The Day of the Locust is a 1939 novel by American author Nathanael West, set in Hollywood, California, during the Great Depression. Its themes deal with the alienation and desperation of a broad group of odd individuals who exist at the fringes of the Hollywood movie industry. Nathanael West, born Nathan Weinstein (1903a1940), was an American author, screenwriter and satirist. In 1998, the Modern Library ranked The Day of the Locust #73 on its list of the 100 best English-language novels of the 20th century. Time magazine included the novel in its list of 100 best English-language novels from 1923 to 2005, and noted critic Harold Bloom included it in his list of canonical works in the book The Western Canon. The novel was adapted into the critically acclaimed film The Day of the Locust (1975), directed by John Schlesinger. The book follows a young man named Tod Hackett who thinks of himself as a painter and artist, but who works in Hollywood as a costume designer and background painter. He falls in love with Faye Greener, an aspiring starlet who lives nearby. Between his work in the studio and his introduction to Faye's friends, he is soon interacting with numerous Hollywood hangers-on, including a cowboy who lives in the hills above the studios and works as an extra in cowboy movies, his Mexican friend who keeps fighting cocks, and Homer Simpson, a lonely businessman exploited by Faye.

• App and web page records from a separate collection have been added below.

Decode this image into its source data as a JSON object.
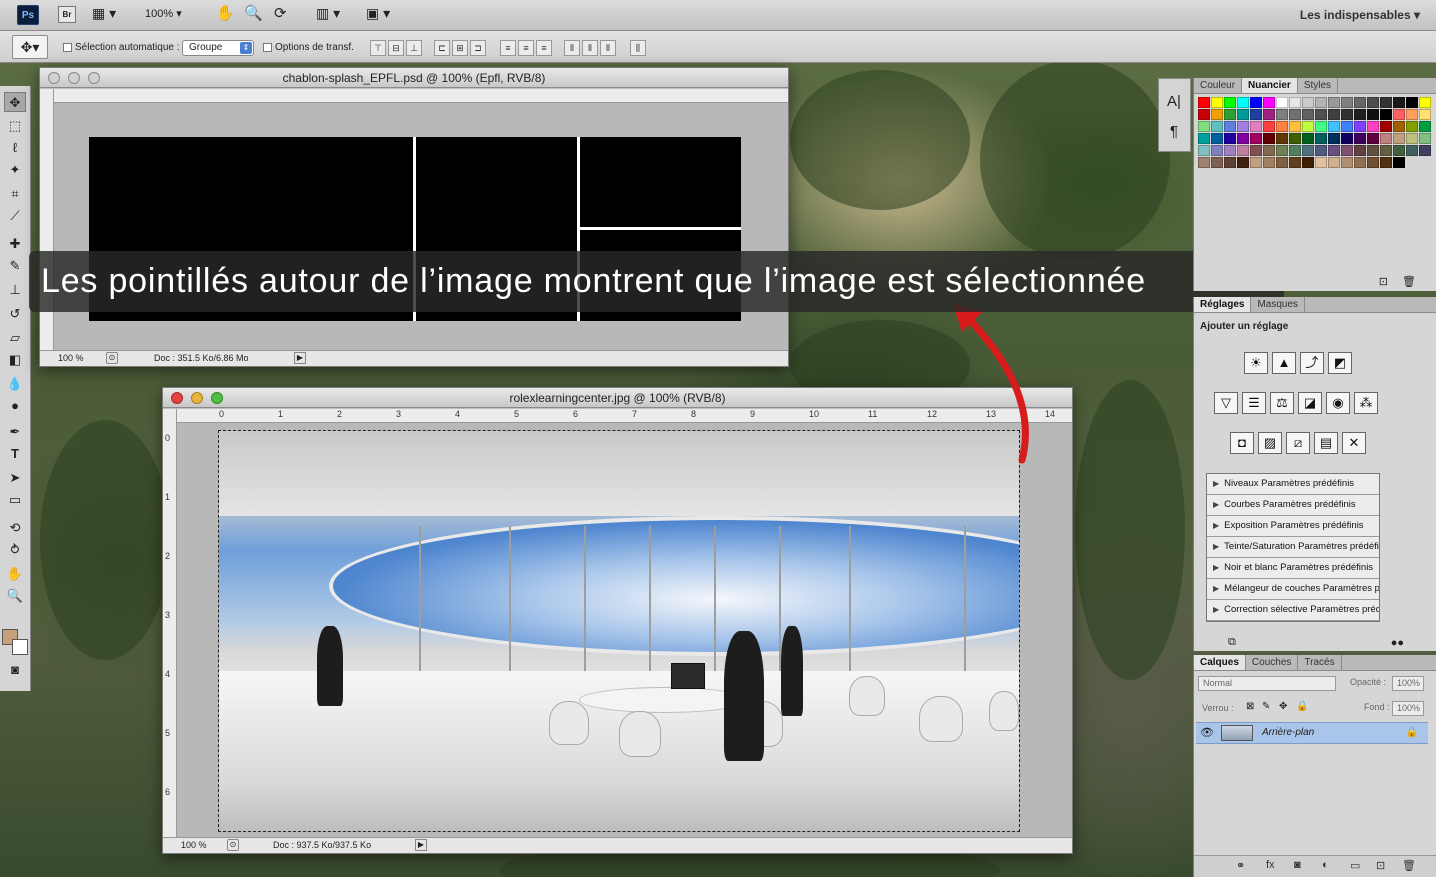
{
  "appbar": {
    "ps_logo": "Ps",
    "br_logo": "Br",
    "zoom": "100%",
    "workspace": "Les indispensables ▾"
  },
  "options": {
    "auto_select_label": "Sélection automatique :",
    "auto_select_value": "Groupe",
    "transform_label": "Options de transf."
  },
  "splash_doc": {
    "title": "chablon-splash_EPFL.psd @ 100% (Epfl, RVB/8)",
    "zoom": "100 %",
    "doc": "Doc : 351.5 Ko/6.86 Mo"
  },
  "photo_doc": {
    "title": "rolexlearningcenter.jpg @ 100% (RVB/8)",
    "zoom": "100 %",
    "doc": "Doc : 937.5 Ko/937.5 Ko",
    "ruler_h": [
      "0",
      "1",
      "2",
      "3",
      "4",
      "5",
      "6",
      "7",
      "8",
      "9",
      "10",
      "11",
      "12",
      "13",
      "14"
    ],
    "ruler_v": [
      "0",
      "1",
      "2",
      "3",
      "4",
      "5",
      "6"
    ]
  },
  "caption": "Les pointillés autour de l’image montrent que l’image est sélectionnée",
  "color_panel": {
    "tabs": [
      "Couleur",
      "Nuancier",
      "Styles"
    ]
  },
  "adjust_panel": {
    "tabs": [
      "Réglages",
      "Masques"
    ],
    "title": "Ajouter un réglage",
    "presets": [
      "Niveaux Paramètres prédéfinis",
      "Courbes Paramètres prédéfinis",
      "Exposition Paramètres prédéfinis",
      "Teinte/Saturation Paramètres prédéfinis",
      "Noir et blanc Paramètres prédéfinis",
      "Mélangeur de couches Paramètres préd...",
      "Correction sélective Paramètres prédéfi..."
    ]
  },
  "layers_panel": {
    "tabs": [
      "Calques",
      "Couches",
      "Tracés"
    ],
    "blend_mode": "Normal",
    "opacity_label": "Opacité :",
    "opacity_value": "100%",
    "lock_label": "Verrou :",
    "fill_label": "Fond :",
    "fill_value": "100%",
    "layer_name": "Arrière-plan"
  },
  "colors": {
    "accent": "#4a7fd1",
    "selected_layer": "#a9c5ea",
    "arrow": "#d81c1c"
  }
}
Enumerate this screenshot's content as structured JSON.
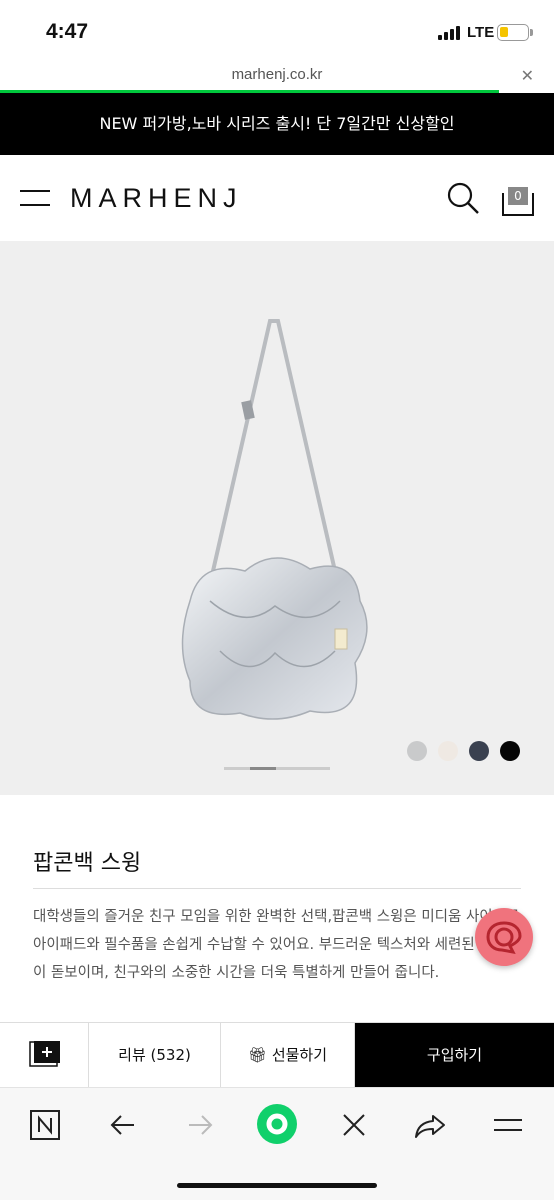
{
  "status": {
    "time": "4:47",
    "network": "LTE"
  },
  "browser": {
    "url": "marhenj.co.kr",
    "close": "✕",
    "progress_fraction": 0.9
  },
  "promo": {
    "text": "NEW 퍼가방,노바 시리즈 출시! 단 7일간만 신상할인"
  },
  "header": {
    "logo": "MARHENJ",
    "cart_count": "0"
  },
  "hero": {
    "swatch_colors": [
      "#c9cacb",
      "#efe9e3",
      "#3a4150",
      "#050505"
    ],
    "slide_index": 1
  },
  "product": {
    "title": "팝콘백 스윙",
    "description": "대학생들의 즐거운 친구 모임을 위한 완벽한 선택,팝콘백 스윙은 미디움 사이즈로 아이패드와 필수품을 손쉽게 수납할 수 있어요. 부드러운 텍스처와 세련된 디자인이 돋보이며, 친구와의 소중한 시간을 더욱 특별하게 만들어 줍니다."
  },
  "bottom_bar": {
    "review": "리뷰 (532)",
    "gift": "선물하기",
    "buy": "구입하기"
  }
}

The book ends with a riot at a movie premiere.When he used it on his friends, they played with him like one does with a growling puppy, staving off his mad rushes and then baiting him to rush again. ... He had spent most of Sunday looking for a place to live and was full of the subject.
|Title||:||The Day of the Locust|
|Publisher||:||Nathanael West - 2015-04-18|